There are many families arriving from Turkey and I would say most have more than one child. This means that there are a lot of brothers and sisters present. What has stayed with me are the older siblings looking out for the younger ones. I’m not talking about a 13-year old sister with her 5-year old brother. I refer to seeing a 7-year old boy with his 4-year old brother, looking after him in the same way an 18-year old would. Or a 4-year old looking out for a 2-year old. Yes, we see this everywhere on the planet, but not in this way. There is a sense of maturity, gravity and responsibility, far, far too heavy for their age, in the way they carry this duty out. It was striking. There was tenderness, understanding and focus that belied their age.
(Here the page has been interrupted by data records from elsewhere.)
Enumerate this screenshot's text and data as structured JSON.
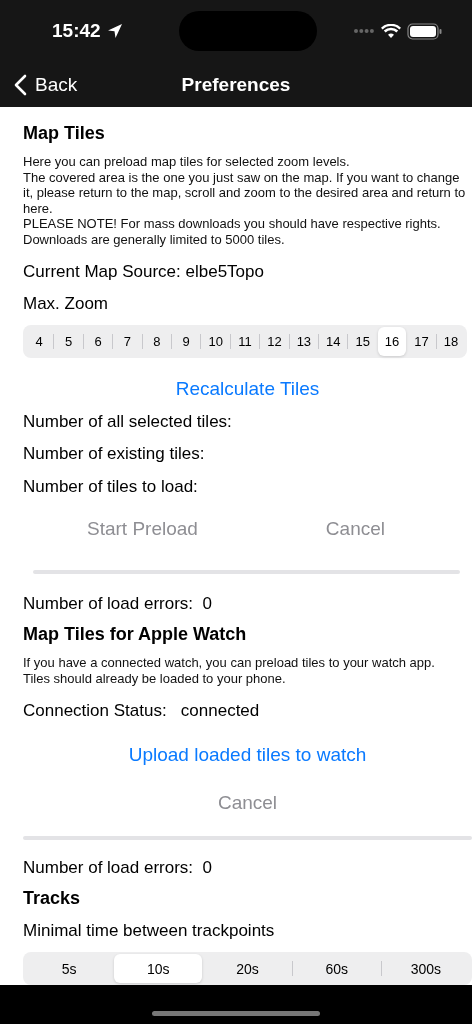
{
  "status_bar": {
    "time": "15:42"
  },
  "nav_bar": {
    "back": "Back",
    "title": "Preferences"
  },
  "map_tiles": {
    "heading": "Map Tiles",
    "description": [
      "Here you can preload map tiles for selected zoom levels.",
      "The covered area is the one you just saw on the map. If you want to change it, please return to the map, scroll and zoom to the desired area and return to here.",
      "PLEASE NOTE! For mass downloads you should have respective rights.",
      "Downloads are generally limited to 5000 tiles."
    ],
    "map_source": "Current Map Source: elbe5Topo",
    "max_zoom_label": "Max. Zoom",
    "zoom_levels": [
      {
        "label": "4",
        "selected": false
      },
      {
        "label": "5",
        "selected": false
      },
      {
        "label": "6",
        "selected": false
      },
      {
        "label": "7",
        "selected": false
      },
      {
        "label": "8",
        "selected": false
      },
      {
        "label": "9",
        "selected": false
      },
      {
        "label": "10",
        "selected": false
      },
      {
        "label": "11",
        "selected": false
      },
      {
        "label": "12",
        "selected": false
      },
      {
        "label": "13",
        "selected": false
      },
      {
        "label": "14",
        "selected": false
      },
      {
        "label": "15",
        "selected": false
      },
      {
        "label": "16",
        "selected": true
      },
      {
        "label": "17",
        "selected": false
      },
      {
        "label": "18",
        "selected": false
      }
    ],
    "recalculate": {
      "label": "Recalculate Tiles",
      "disabled": false
    },
    "counts": [
      "Number of all selected tiles:",
      "Number of existing tiles:",
      "Number of tiles to load:"
    ],
    "actions": [
      {
        "label": "Start Preload",
        "disabled": true
      },
      {
        "label": "Cancel",
        "disabled": true
      }
    ],
    "progress": {
      "level": 0
    },
    "errors": {
      "label": "Number of load errors:",
      "value": "0"
    }
  },
  "watch": {
    "heading": "Map Tiles for Apple Watch",
    "description": [
      "If you have a connected watch, you can preload tiles to your watch app.",
      "Tiles should already be loaded to your phone."
    ],
    "status_label": "Connection Status:",
    "status_value": "connected",
    "upload": {
      "label": "Upload loaded tiles to watch",
      "disabled": false
    },
    "cancel": {
      "label": "Cancel",
      "disabled": true
    },
    "progress": {
      "level": 0
    },
    "errors": {
      "label": "Number of load errors:",
      "value": "0"
    }
  },
  "tracks": {
    "heading": "Tracks",
    "interval_label": "Minimal time between trackpoints",
    "intervals": [
      {
        "label": "5s",
        "selected": false
      },
      {
        "label": "10s",
        "selected": true
      },
      {
        "label": "20s",
        "selected": false
      },
      {
        "label": "60s",
        "selected": false
      },
      {
        "label": "300s",
        "selected": false
      }
    ]
  }
}
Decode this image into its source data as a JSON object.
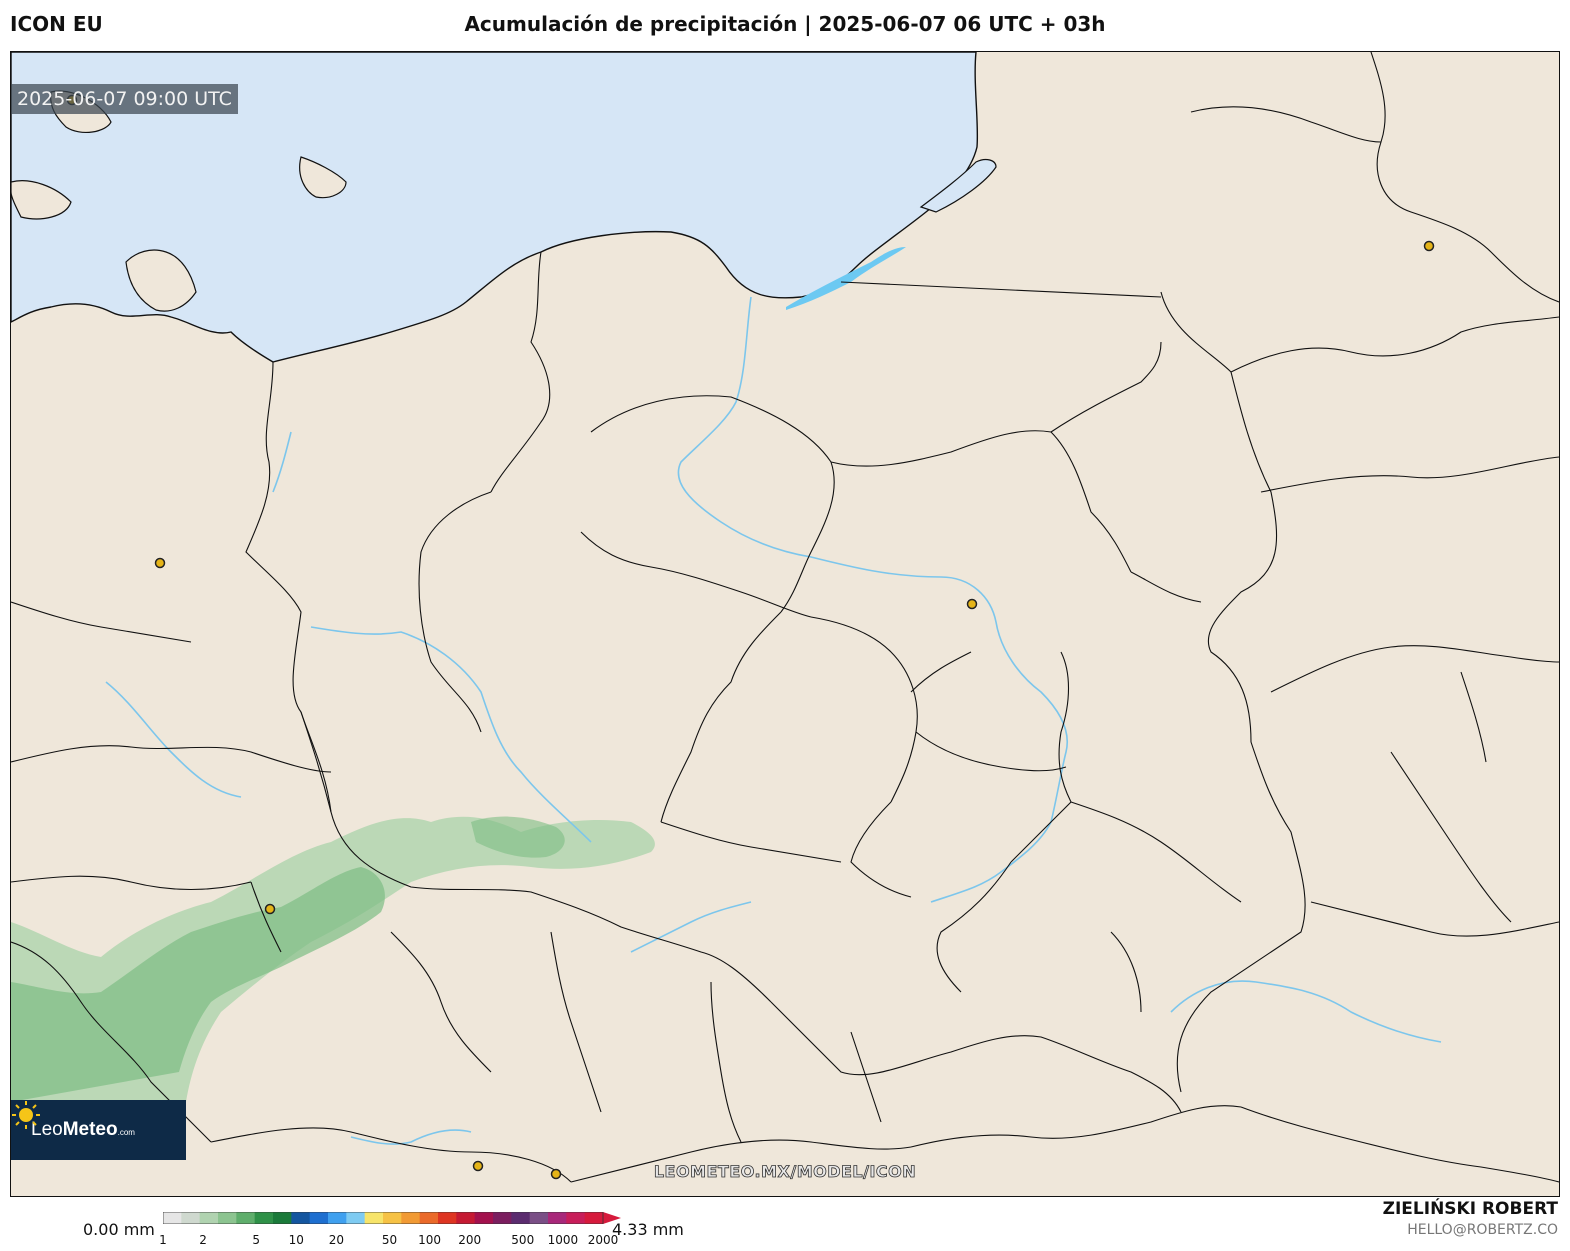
{
  "header": {
    "model": "ICON EU",
    "title": "Acumulación de precipitación | 2025-06-07 06 UTC + 03h"
  },
  "map": {
    "valid_time": "2025-06-07 09:00 UTC",
    "watermark": "LEOMETEO.MX/MODEL/ICON",
    "logo": {
      "name": "LeoMeteo",
      "part1": "Leo",
      "part2": "Meteo",
      "suffix": ".com"
    },
    "colors": {
      "sea": "#d6e6f6",
      "land": "#efe7da",
      "river": "#7cc6ec",
      "lagoon": "#6cc9f2",
      "border": "#111111",
      "city_marker": "#e5b418",
      "precip_light": "#a9d3a9",
      "precip_medium": "#7dbe84"
    }
  },
  "legend": {
    "min_label": "0.00 mm",
    "max_label": "4.33 mm",
    "ticks": [
      "1",
      "2",
      "5",
      "10",
      "20",
      "50",
      "100",
      "200",
      "500",
      "1000",
      "2000"
    ],
    "colors": [
      "#e6e6e6",
      "#cfd9cf",
      "#b0d3b0",
      "#8cc490",
      "#5fae6c",
      "#2f9148",
      "#1b7a3a",
      "#1456a0",
      "#1e6fd0",
      "#3fa0ef",
      "#7ecbf2",
      "#f7e46a",
      "#f6c245",
      "#f19a34",
      "#ea6a2a",
      "#de3522",
      "#c51a33",
      "#a3114d",
      "#7b1e5f",
      "#5b2c6f",
      "#7a4f86",
      "#a8287a",
      "#c81e5a",
      "#d61a3c"
    ]
  },
  "footer": {
    "author": "ZIELIŃSKI ROBERT",
    "email": "HELLO@ROBERTZ.CO"
  }
}
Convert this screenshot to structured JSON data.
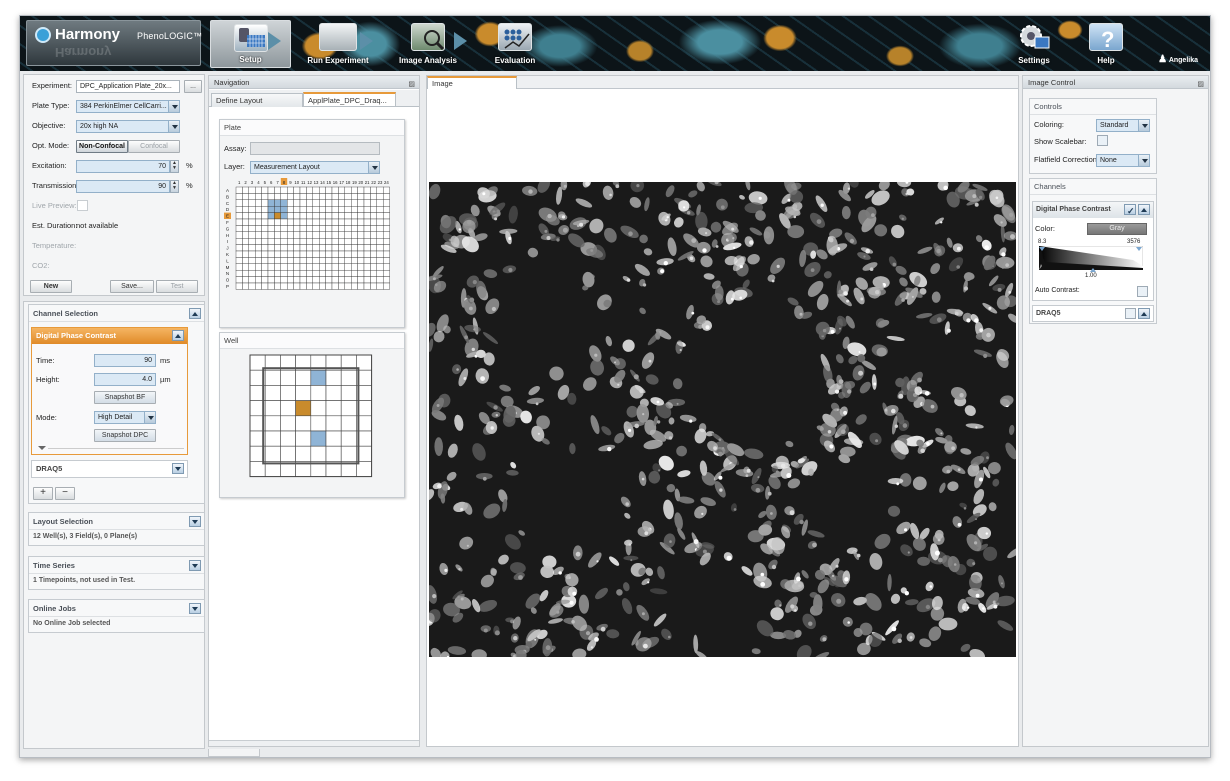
{
  "app": {
    "brand": "Harmony",
    "brand_sub": "PhenoLOGIC™",
    "user": "Angelika"
  },
  "nav": {
    "setup": "Setup",
    "run_experiment": "Run Experiment",
    "image_analysis": "Image Analysis",
    "evaluation": "Evaluation",
    "settings": "Settings",
    "help": "Help"
  },
  "experiment": {
    "experiment_label": "Experiment:",
    "experiment_value": "DPC_Application Plate_20x...",
    "browse": "...",
    "plate_type_label": "Plate Type:",
    "plate_type_value": "384 PerkinElmer CellCarri...",
    "objective_label": "Objective:",
    "objective_value": "20x high NA",
    "opt_mode_label": "Opt. Mode:",
    "opt_mode_nonconfocal": "Non-Confocal",
    "opt_mode_confocal": "Confocal",
    "excitation_label": "Excitation:",
    "excitation_value": "70",
    "transmission_label": "Transmission:",
    "transmission_value": "90",
    "percent": "%",
    "live_preview_label": "Live Preview:",
    "est_duration_label": "Est. Duration:",
    "est_duration_value": "not available",
    "temperature_label": "Temperature:",
    "co2_label": "CO2:",
    "new_button": "New",
    "save_button": "Save...",
    "test_button": "Test"
  },
  "channel_selection": {
    "title": "Channel Selection",
    "channel1": "Digital Phase Contrast",
    "time_label": "Time:",
    "time_value": "90",
    "time_unit": "ms",
    "height_label": "Height:",
    "height_value": "4.0",
    "height_unit": "µm",
    "snapshot_bf": "Snapshot BF",
    "mode_label": "Mode:",
    "mode_value": "High Detail",
    "snapshot_dpc": "Snapshot DPC",
    "channel2": "DRAQ5",
    "add": "+",
    "remove": "−"
  },
  "layout_selection": {
    "title": "Layout Selection",
    "summary": "12 Well(s), 3 Field(s), 0 Plane(s)"
  },
  "time_series": {
    "title": "Time Series",
    "summary": "1 Timepoints, not used in Test."
  },
  "online_jobs": {
    "title": "Online Jobs",
    "summary": "No Online Job selected"
  },
  "navigation": {
    "title": "Navigation",
    "tab_define_layout": "Define Layout",
    "tab_plate": "ApplPlate_DPC_Draq...",
    "plate_title": "Plate",
    "assay_label": "Assay:",
    "layer_label": "Layer:",
    "layer_value": "Measurement Layout",
    "well_title": "Well",
    "columns": [
      "1",
      "2",
      "3",
      "4",
      "5",
      "6",
      "7",
      "8",
      "9",
      "10",
      "11",
      "12",
      "13",
      "14",
      "15",
      "16",
      "17",
      "18",
      "19",
      "20",
      "21",
      "22",
      "23",
      "24"
    ],
    "rows": [
      "A",
      "B",
      "C",
      "D",
      "E",
      "F",
      "G",
      "H",
      "I",
      "J",
      "K",
      "L",
      "M",
      "N",
      "O",
      "P"
    ],
    "selected_column": "8",
    "selected_row": "E"
  },
  "image": {
    "title": "Image"
  },
  "image_control": {
    "title": "Image Control",
    "controls_title": "Controls",
    "coloring_label": "Coloring:",
    "coloring_value": "Standard",
    "scalebar_label": "Show Scalebar:",
    "flatfield_label": "Flatfield Correction:",
    "flatfield_value": "None",
    "channels_title": "Channels",
    "channel1": "Digital Phase Contrast",
    "color_label": "Color:",
    "color_value": "Gray",
    "min_value": "8.3",
    "max_value": "3576",
    "gamma_value": "1.00",
    "auto_contrast_label": "Auto Contrast:",
    "channel2": "DRAQ5"
  },
  "colors": {
    "accent_orange": "#e79a3b",
    "selected_blue": "#8fb4d6",
    "selected_orange": "#c98b2c"
  },
  "icons": [
    "setup-icon",
    "run-experiment-icon",
    "image-analysis-icon",
    "evaluation-icon",
    "settings-icon",
    "help-icon",
    "user-icon",
    "pin-icon"
  ]
}
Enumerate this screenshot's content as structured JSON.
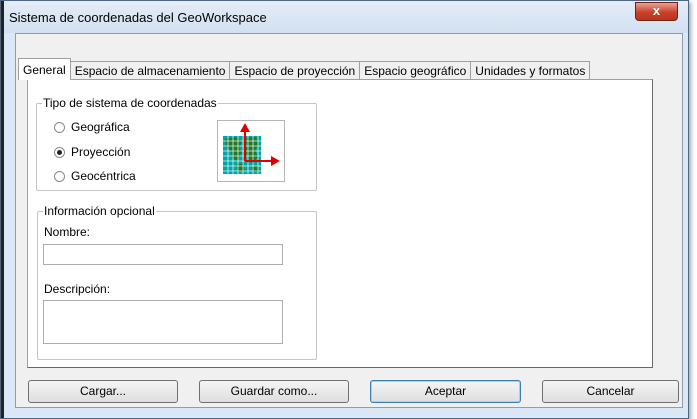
{
  "window": {
    "title": "Sistema de coordenadas del GeoWorkspace",
    "close_symbol": "x"
  },
  "tabs": [
    {
      "label": "General",
      "active": true
    },
    {
      "label": "Espacio de almacenamiento",
      "active": false
    },
    {
      "label": "Espacio de proyección",
      "active": false
    },
    {
      "label": "Espacio geográfico",
      "active": false
    },
    {
      "label": "Unidades y formatos",
      "active": false
    }
  ],
  "coordinate_type": {
    "label": "Tipo de sistema de coordenadas",
    "options": [
      {
        "label": "Geográfica",
        "checked": false
      },
      {
        "label": "Proyección",
        "checked": true
      },
      {
        "label": "Geocéntrica",
        "checked": false
      }
    ],
    "icon": "projection-map-icon"
  },
  "optional_info": {
    "label": "Información opcional",
    "name_label": "Nombre:",
    "name_value": "",
    "description_label": "Descripción:",
    "description_value": ""
  },
  "buttons": {
    "load": "Cargar...",
    "save_as": "Guardar como...",
    "accept": "Aceptar",
    "cancel": "Cancelar"
  },
  "colors": {
    "map_grid": "#00a6a6",
    "map_land": "#1f7a2a",
    "axis_arrow": "#e00000"
  }
}
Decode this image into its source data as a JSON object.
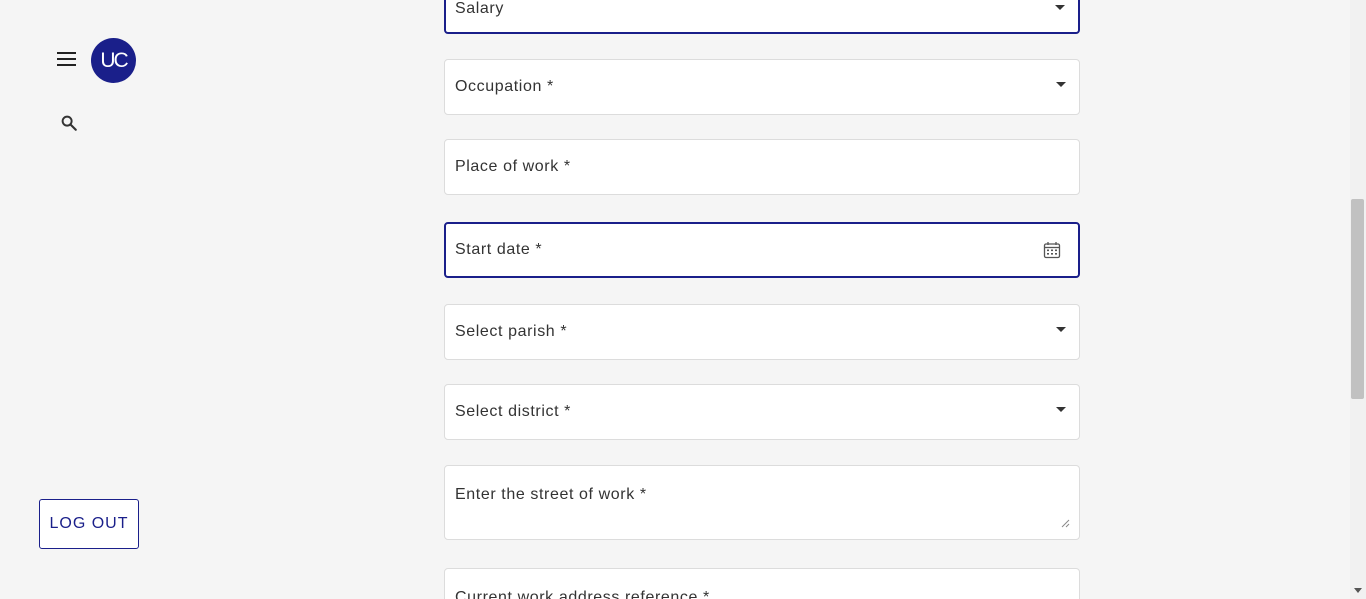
{
  "sidebar": {
    "avatar_initials": "UC",
    "logout_label": "LOG OUT",
    "menu_icon": "hamburger-menu-icon",
    "search_icon": "search-icon"
  },
  "form": {
    "salary": "Salary",
    "occupation": "Occupation *",
    "place_of_work": "Place of work *",
    "start_date": "Start date *",
    "parish": "Select parish *",
    "district": "Select district *",
    "street_of_work": "Enter the street of work *",
    "work_address_reference": "Current work address reference *"
  },
  "colors": {
    "accent": "#1a1f8a",
    "background": "#f5f5f5",
    "field_border": "#dcdcdc"
  }
}
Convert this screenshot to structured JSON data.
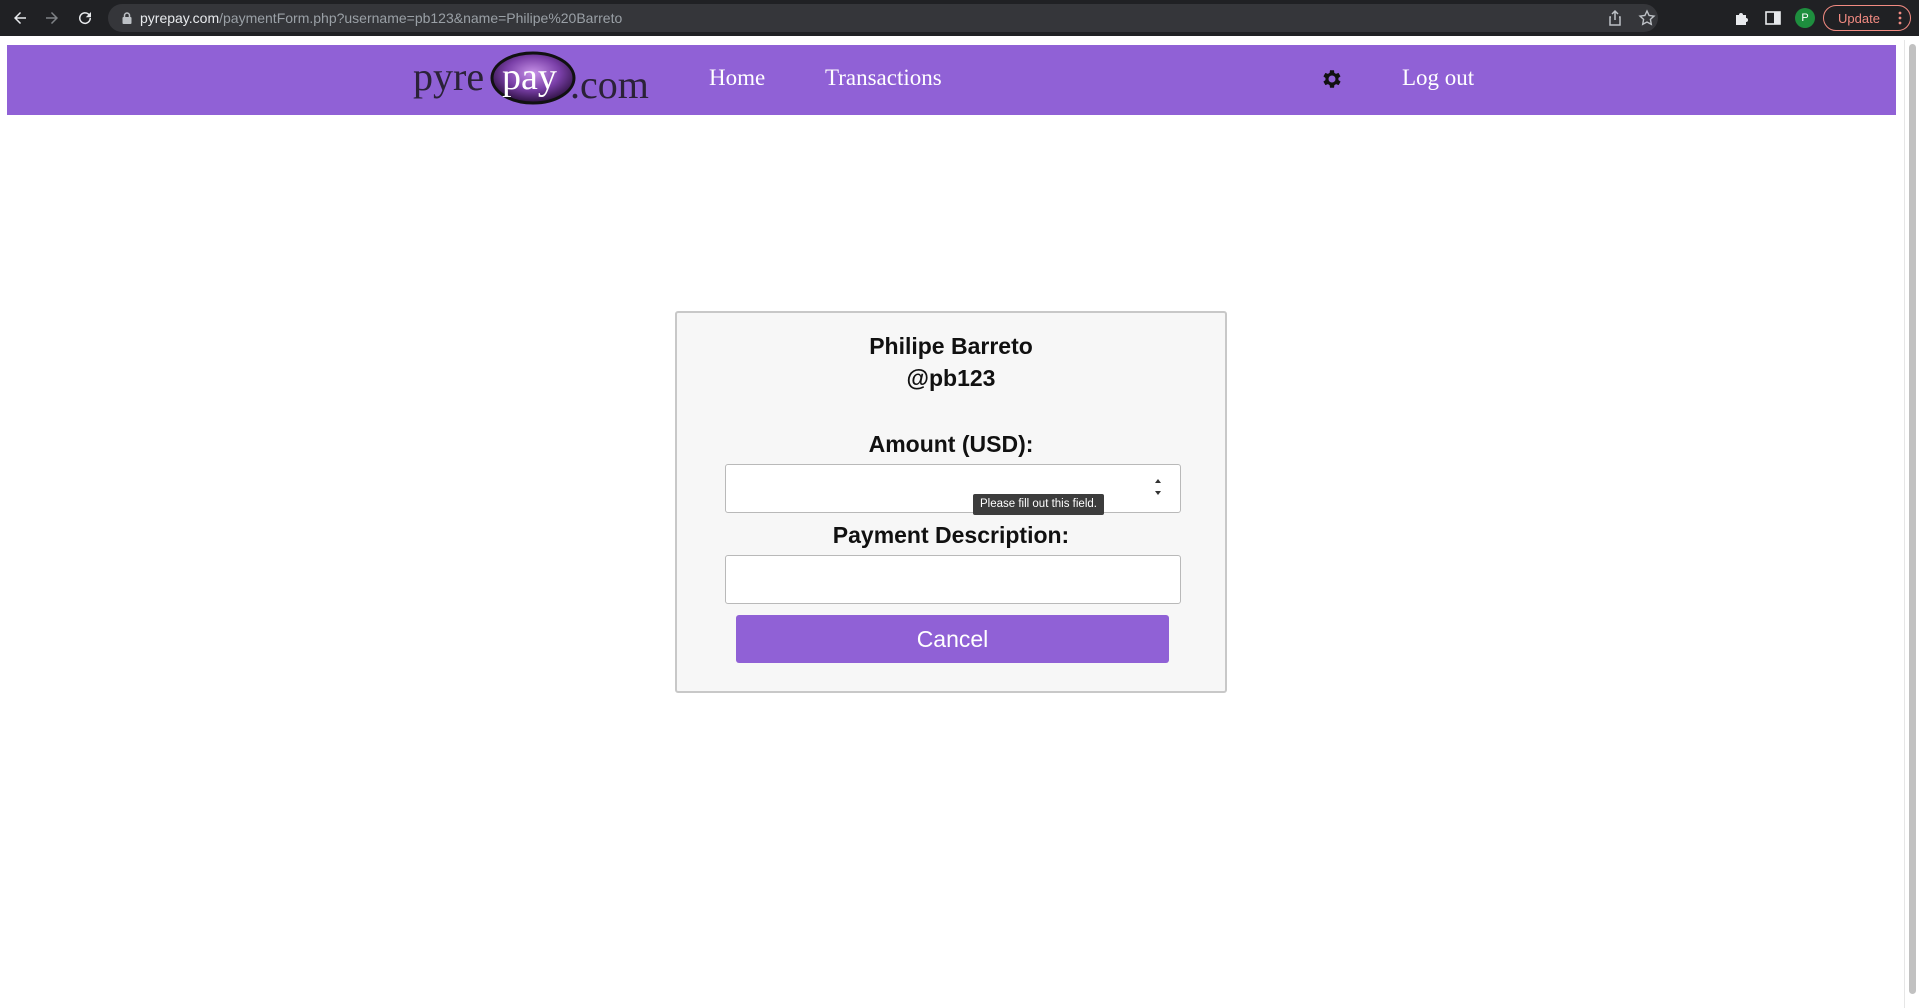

You are sad for them yet proud of them at the same time.
I was sitting in a café one evening with a drink and a book and a young male refugee, probably in his early 20s, came in and sat down to get a pizza and Coke. The Greek waitress went over to him and they were chatting a little bit, obviously struggling through trying to figure out what the other was trying to say, but they were making progress. At one point, the Greek waitress said, “I’m so sorry for not being able to speak to you in Arabic” in English to him. There was a sincerity and frustration in her tone, voice and body language that you knew she was genuinely unhappy about not being able to speak to him in his own language. It was touching and powerful. Her feeling bad for not speaking Arabic (Greece does not even border an Arabic-speaking country)? Who would expect her to? I just thought this was incredible given the circumstances, the politics and the uneasiness/tension that sometimes exists with the local population.
I was walking out of the Tabakika main hall to the back area where the bathrooms (port-o-potties) are situated. A well-dressed Arab woman rushed up to me staring at me incredulously asking me in broken English how I expected to her to go the bathroom in those disgusting bathrooms that were not clean or proper and smelled. I will never forget that face.
The “green” container outside the main hall is our primary backup container to the clothes boutique. Boutique door to container door measures about 6 meters (~19 feet). We leave the green container unlocked most of the day, because there are enough people around and we go in and out so often, it would just be a hassle to have to unlock it (with a key) each time we needed something.
On a busy day a few weeks ago, I came out of the office container area and saw a older teenage refugee boy hurriedly close the green container door and run into the Tabakika main hall. I walked into the hall and I saw him showing his friends under his shirt how he had taken a package of 8 girls socks, what was closest to the door in the container. He looked up to see me looking at him and his face froze into a mix of panic and pleading. That look I will not forget. I gave him a “Really?” shrug/eyebrow rise and let him go on his way.
Part II tomorrow
Photo: The backup to the backup container with emergency clothes boxes ready to go in the back.